■ **YOUR GOAL**
Nothing should be left out when you copy the entries below.

Component data from apps and pages
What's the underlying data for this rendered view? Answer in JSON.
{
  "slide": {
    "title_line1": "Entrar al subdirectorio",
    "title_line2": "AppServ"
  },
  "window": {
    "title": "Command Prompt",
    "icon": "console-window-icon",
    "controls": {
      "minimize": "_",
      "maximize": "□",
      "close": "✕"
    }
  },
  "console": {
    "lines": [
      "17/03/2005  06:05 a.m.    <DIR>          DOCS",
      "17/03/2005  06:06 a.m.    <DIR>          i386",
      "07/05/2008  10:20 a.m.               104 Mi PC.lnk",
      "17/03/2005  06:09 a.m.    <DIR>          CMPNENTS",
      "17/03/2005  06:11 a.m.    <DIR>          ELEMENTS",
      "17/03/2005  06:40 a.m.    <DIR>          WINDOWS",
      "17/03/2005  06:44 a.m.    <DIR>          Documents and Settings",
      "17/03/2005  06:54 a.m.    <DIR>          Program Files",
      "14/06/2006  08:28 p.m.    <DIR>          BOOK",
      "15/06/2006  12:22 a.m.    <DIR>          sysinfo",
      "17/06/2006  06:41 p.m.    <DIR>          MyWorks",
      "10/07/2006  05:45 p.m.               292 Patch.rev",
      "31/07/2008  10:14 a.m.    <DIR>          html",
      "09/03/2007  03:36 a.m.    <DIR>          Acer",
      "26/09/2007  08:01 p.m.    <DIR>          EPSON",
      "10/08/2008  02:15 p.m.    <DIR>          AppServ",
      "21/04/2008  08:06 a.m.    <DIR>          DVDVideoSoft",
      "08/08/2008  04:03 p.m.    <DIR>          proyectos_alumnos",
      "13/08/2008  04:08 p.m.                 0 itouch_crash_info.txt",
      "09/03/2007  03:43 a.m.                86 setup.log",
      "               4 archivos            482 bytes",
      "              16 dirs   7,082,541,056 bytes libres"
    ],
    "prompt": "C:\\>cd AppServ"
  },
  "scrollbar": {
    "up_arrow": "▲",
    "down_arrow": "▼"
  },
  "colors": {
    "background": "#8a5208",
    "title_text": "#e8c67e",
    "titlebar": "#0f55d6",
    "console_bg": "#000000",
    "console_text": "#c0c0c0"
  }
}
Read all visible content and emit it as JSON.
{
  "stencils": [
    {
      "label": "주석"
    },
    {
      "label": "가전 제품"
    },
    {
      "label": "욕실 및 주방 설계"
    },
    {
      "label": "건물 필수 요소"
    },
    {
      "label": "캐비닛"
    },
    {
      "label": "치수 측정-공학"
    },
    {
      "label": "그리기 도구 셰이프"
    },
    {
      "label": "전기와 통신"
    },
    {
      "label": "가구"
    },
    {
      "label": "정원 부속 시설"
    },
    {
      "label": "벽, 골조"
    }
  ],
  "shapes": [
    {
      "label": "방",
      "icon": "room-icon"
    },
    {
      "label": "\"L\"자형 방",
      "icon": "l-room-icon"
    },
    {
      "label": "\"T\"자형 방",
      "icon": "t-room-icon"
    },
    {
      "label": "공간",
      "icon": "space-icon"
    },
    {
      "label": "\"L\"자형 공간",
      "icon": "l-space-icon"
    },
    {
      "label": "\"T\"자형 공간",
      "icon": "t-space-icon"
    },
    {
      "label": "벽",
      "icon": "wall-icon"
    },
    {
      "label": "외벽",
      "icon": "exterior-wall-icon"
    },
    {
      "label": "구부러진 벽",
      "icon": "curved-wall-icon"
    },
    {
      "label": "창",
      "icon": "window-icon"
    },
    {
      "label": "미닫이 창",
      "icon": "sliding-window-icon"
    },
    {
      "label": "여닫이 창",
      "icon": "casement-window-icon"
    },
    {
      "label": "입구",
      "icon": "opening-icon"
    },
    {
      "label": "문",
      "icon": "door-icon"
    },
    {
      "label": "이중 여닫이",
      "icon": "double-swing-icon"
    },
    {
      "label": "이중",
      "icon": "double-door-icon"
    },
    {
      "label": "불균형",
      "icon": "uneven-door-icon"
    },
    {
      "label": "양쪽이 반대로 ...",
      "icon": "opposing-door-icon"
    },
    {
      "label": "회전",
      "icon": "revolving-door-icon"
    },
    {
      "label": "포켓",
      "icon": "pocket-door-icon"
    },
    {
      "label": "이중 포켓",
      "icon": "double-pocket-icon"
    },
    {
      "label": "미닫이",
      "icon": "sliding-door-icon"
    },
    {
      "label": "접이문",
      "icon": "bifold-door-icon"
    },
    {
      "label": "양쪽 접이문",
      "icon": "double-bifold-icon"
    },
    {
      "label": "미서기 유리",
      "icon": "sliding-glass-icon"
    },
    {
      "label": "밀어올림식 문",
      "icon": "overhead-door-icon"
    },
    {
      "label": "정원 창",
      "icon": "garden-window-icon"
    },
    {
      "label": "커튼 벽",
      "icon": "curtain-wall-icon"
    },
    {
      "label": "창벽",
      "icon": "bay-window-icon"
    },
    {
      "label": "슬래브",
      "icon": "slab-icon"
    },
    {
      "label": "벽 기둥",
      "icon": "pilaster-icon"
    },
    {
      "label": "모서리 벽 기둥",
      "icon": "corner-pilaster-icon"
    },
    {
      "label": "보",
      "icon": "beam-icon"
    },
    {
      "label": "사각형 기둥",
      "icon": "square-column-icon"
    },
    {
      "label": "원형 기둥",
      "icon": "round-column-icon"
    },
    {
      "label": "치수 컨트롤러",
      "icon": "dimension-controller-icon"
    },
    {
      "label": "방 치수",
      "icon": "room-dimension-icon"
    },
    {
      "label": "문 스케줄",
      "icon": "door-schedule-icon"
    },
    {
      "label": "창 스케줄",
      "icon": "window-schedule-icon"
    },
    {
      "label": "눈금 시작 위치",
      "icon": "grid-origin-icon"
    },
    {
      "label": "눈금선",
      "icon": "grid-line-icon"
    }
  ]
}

■ **OUTPUT OF THE TASK**
What's the underlying data for this rendered view? Answer in JSON.
{
  "slide": {
    "title_line1": "Entrar al subdirectorio",
    "title_line2": "AppServ"
  },
  "window": {
    "title": "Command Prompt",
    "icon": "console-window-icon",
    "controls": {
      "minimize": "_",
      "maximize": "□",
      "close": "✕"
    }
  },
  "console": {
    "lines": [
      "17/03/2005  06:05 a.m.    <DIR>          DOCS",
      "17/03/2005  06:06 a.m.    <DIR>          i386",
      "07/05/2008  10:20 a.m.               104 Mi PC.lnk",
      "17/03/2005  06:09 a.m.    <DIR>          CMPNENTS",
      "17/03/2005  06:11 a.m.    <DIR>          ELEMENTS",
      "17/03/2005  06:40 a.m.    <DIR>          WINDOWS",
      "17/03/2005  06:44 a.m.    <DIR>          Documents and Settings",
      "17/03/2005  06:54 a.m.    <DIR>          Program Files",
      "14/06/2006  08:28 p.m.    <DIR>          BOOK",
      "15/06/2006  12:22 a.m.    <DIR>          sysinfo",
      "17/06/2006  06:41 p.m.    <DIR>          MyWorks",
      "10/07/2006  05:45 p.m.               292 Patch.rev",
      "31/07/2008  10:14 a.m.    <DIR>          html",
      "09/03/2007  03:36 a.m.    <DIR>          Acer",
      "26/09/2007  08:01 p.m.    <DIR>          EPSON",
      "10/08/2008  02:15 p.m.    <DIR>          AppServ",
      "21/04/2008  08:06 a.m.    <DIR>          DVDVideoSoft",
      "08/08/2008  04:03 p.m.    <DIR>          proyectos_alumnos",
      "13/08/2008  04:08 p.m.                 0 itouch_crash_info.txt",
      "09/03/2007  03:43 a.m.                86 setup.log",
      "               4 archivos            482 bytes",
      "              16 dirs   7,082,541,056 bytes libres"
    ],
    "prompt": "C:\\>cd AppServ"
  },
  "scrollbar": {
    "up_arrow": "▲",
    "down_arrow": "▼"
  },
  "colors": {
    "background": "#8a5208",
    "title_text": "#e8c67e",
    "titlebar": "#0f55d6",
    "console_bg": "#000000",
    "console_text": "#c0c0c0"
  }
}
Read all visible content and emit it as JSON.
{
  "stencils": [
    {
      "label": "주석"
    },
    {
      "label": "가전 제품"
    },
    {
      "label": "욕실 및 주방 설계"
    },
    {
      "label": "건물 필수 요소"
    },
    {
      "label": "캐비닛"
    },
    {
      "label": "치수 측정-공학"
    },
    {
      "label": "그리기 도구 셰이프"
    },
    {
      "label": "전기와 통신"
    },
    {
      "label": "가구"
    },
    {
      "label": "정원 부속 시설"
    },
    {
      "label": "벽, 골조"
    }
  ],
  "shapes": [
    {
      "label": "방",
      "icon": "room-icon"
    },
    {
      "label": "\"L\"자형 방",
      "icon": "l-room-icon"
    },
    {
      "label": "\"T\"자형 방",
      "icon": "t-room-icon"
    },
    {
      "label": "공간",
      "icon": "space-icon"
    },
    {
      "label": "\"L\"자형 공간",
      "icon": "l-space-icon"
    },
    {
      "label": "\"T\"자형 공간",
      "icon": "t-space-icon"
    },
    {
      "label": "벽",
      "icon": "wall-icon"
    },
    {
      "label": "외벽",
      "icon": "exterior-wall-icon"
    },
    {
      "label": "구부러진 벽",
      "icon": "curved-wall-icon"
    },
    {
      "label": "창",
      "icon": "window-icon"
    },
    {
      "label": "미닫이 창",
      "icon": "sliding-window-icon"
    },
    {
      "label": "여닫이 창",
      "icon": "casement-window-icon"
    },
    {
      "label": "입구",
      "icon": "opening-icon"
    },
    {
      "label": "문",
      "icon": "door-icon"
    },
    {
      "label": "이중 여닫이",
      "icon": "double-swing-icon"
    },
    {
      "label": "이중",
      "icon": "double-door-icon"
    },
    {
      "label": "불균형",
      "icon": "uneven-door-icon"
    },
    {
      "label": "양쪽이 반대로 ...",
      "icon": "opposing-door-icon"
    },
    {
      "label": "회전",
      "icon": "revolving-door-icon"
    },
    {
      "label": "포켓",
      "icon": "pocket-door-icon"
    },
    {
      "label": "이중 포켓",
      "icon": "double-pocket-icon"
    },
    {
      "label": "미닫이",
      "icon": "sliding-door-icon"
    },
    {
      "label": "접이문",
      "icon": "bifold-door-icon"
    },
    {
      "label": "양쪽 접이문",
      "icon": "double-bifold-icon"
    },
    {
      "label": "미서기 유리",
      "icon": "sliding-glass-icon"
    },
    {
      "label": "밀어올림식 문",
      "icon": "overhead-door-icon"
    },
    {
      "label": "정원 창",
      "icon": "garden-window-icon"
    },
    {
      "label": "커튼 벽",
      "icon": "curtain-wall-icon"
    },
    {
      "label": "창벽",
      "icon": "bay-window-icon"
    },
    {
      "label": "슬래브",
      "icon": "slab-icon"
    },
    {
      "label": "벽 기둥",
      "icon": "pilaster-icon"
    },
    {
      "label": "모서리 벽 기둥",
      "icon": "corner-pilaster-icon"
    },
    {
      "label": "보",
      "icon": "beam-icon"
    },
    {
      "label": "사각형 기둥",
      "icon": "square-column-icon"
    },
    {
      "label": "원형 기둥",
      "icon": "round-column-icon"
    },
    {
      "label": "치수 컨트롤러",
      "icon": "dimension-controller-icon"
    },
    {
      "label": "방 치수",
      "icon": "room-dimension-icon"
    },
    {
      "label": "문 스케줄",
      "icon": "door-schedule-icon"
    },
    {
      "label": "창 스케줄",
      "icon": "window-schedule-icon"
    },
    {
      "label": "눈금 시작 위치",
      "icon": "grid-origin-icon"
    },
    {
      "label": "눈금선",
      "icon": "grid-line-icon"
    }
  ]
}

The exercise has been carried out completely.